**INSTRUCTIONS FOR THE TASK:** Extract the entries in their exact form.

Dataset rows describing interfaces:

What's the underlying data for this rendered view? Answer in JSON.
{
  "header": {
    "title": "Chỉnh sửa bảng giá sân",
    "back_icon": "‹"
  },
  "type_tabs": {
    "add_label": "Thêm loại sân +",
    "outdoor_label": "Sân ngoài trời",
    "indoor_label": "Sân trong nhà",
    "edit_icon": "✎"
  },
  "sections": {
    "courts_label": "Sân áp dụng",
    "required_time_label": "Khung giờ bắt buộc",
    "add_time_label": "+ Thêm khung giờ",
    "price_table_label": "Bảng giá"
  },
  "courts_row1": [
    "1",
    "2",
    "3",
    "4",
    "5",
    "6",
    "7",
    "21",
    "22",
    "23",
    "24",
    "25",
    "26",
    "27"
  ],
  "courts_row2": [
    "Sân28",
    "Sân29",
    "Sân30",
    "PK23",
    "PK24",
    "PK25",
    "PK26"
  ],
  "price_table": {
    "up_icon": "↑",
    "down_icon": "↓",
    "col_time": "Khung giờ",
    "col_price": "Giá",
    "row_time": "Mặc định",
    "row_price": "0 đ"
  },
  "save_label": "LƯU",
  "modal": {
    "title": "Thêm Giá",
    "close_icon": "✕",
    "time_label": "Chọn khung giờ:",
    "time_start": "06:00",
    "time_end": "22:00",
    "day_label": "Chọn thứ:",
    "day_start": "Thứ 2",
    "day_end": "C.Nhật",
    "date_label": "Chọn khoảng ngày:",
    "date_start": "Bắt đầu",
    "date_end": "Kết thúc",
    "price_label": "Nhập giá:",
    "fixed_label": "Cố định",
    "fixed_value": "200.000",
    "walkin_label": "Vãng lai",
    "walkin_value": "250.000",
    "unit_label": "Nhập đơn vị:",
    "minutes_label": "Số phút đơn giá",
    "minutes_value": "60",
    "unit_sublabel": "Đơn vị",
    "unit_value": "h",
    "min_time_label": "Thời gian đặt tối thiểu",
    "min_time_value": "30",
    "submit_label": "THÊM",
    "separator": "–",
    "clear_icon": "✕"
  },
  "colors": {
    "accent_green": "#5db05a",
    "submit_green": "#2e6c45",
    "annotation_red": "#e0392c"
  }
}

**ANSWER SECTION:**
What's the underlying data for this rendered view? Answer in JSON.
{
  "header": {
    "title": "Chỉnh sửa bảng giá sân",
    "back_icon": "‹"
  },
  "type_tabs": {
    "add_label": "Thêm loại sân +",
    "outdoor_label": "Sân ngoài trời",
    "indoor_label": "Sân trong nhà",
    "edit_icon": "✎"
  },
  "sections": {
    "courts_label": "Sân áp dụng",
    "required_time_label": "Khung giờ bắt buộc",
    "add_time_label": "+ Thêm khung giờ",
    "price_table_label": "Bảng giá"
  },
  "courts_row1": [
    "1",
    "2",
    "3",
    "4",
    "5",
    "6",
    "7",
    "21",
    "22",
    "23",
    "24",
    "25",
    "26",
    "27"
  ],
  "courts_row2": [
    "Sân28",
    "Sân29",
    "Sân30",
    "PK23",
    "PK24",
    "PK25",
    "PK26"
  ],
  "price_table": {
    "up_icon": "↑",
    "down_icon": "↓",
    "col_time": "Khung giờ",
    "col_price": "Giá",
    "row_time": "Mặc định",
    "row_price": "0 đ"
  },
  "save_label": "LƯU",
  "modal": {
    "title": "Thêm Giá",
    "close_icon": "✕",
    "time_label": "Chọn khung giờ:",
    "time_start": "06:00",
    "time_end": "22:00",
    "day_label": "Chọn thứ:",
    "day_start": "Thứ 2",
    "day_end": "C.Nhật",
    "date_label": "Chọn khoảng ngày:",
    "date_start": "Bắt đầu",
    "date_end": "Kết thúc",
    "price_label": "Nhập giá:",
    "fixed_label": "Cố định",
    "fixed_value": "200.000",
    "walkin_label": "Vãng lai",
    "walkin_value": "250.000",
    "unit_label": "Nhập đơn vị:",
    "minutes_label": "Số phút đơn giá",
    "minutes_value": "60",
    "unit_sublabel": "Đơn vị",
    "unit_value": "h",
    "min_time_label": "Thời gian đặt tối thiểu",
    "min_time_value": "30",
    "submit_label": "THÊM",
    "separator": "–",
    "clear_icon": "✕"
  },
  "colors": {
    "accent_green": "#5db05a",
    "submit_green": "#2e6c45",
    "annotation_red": "#e0392c"
  }
}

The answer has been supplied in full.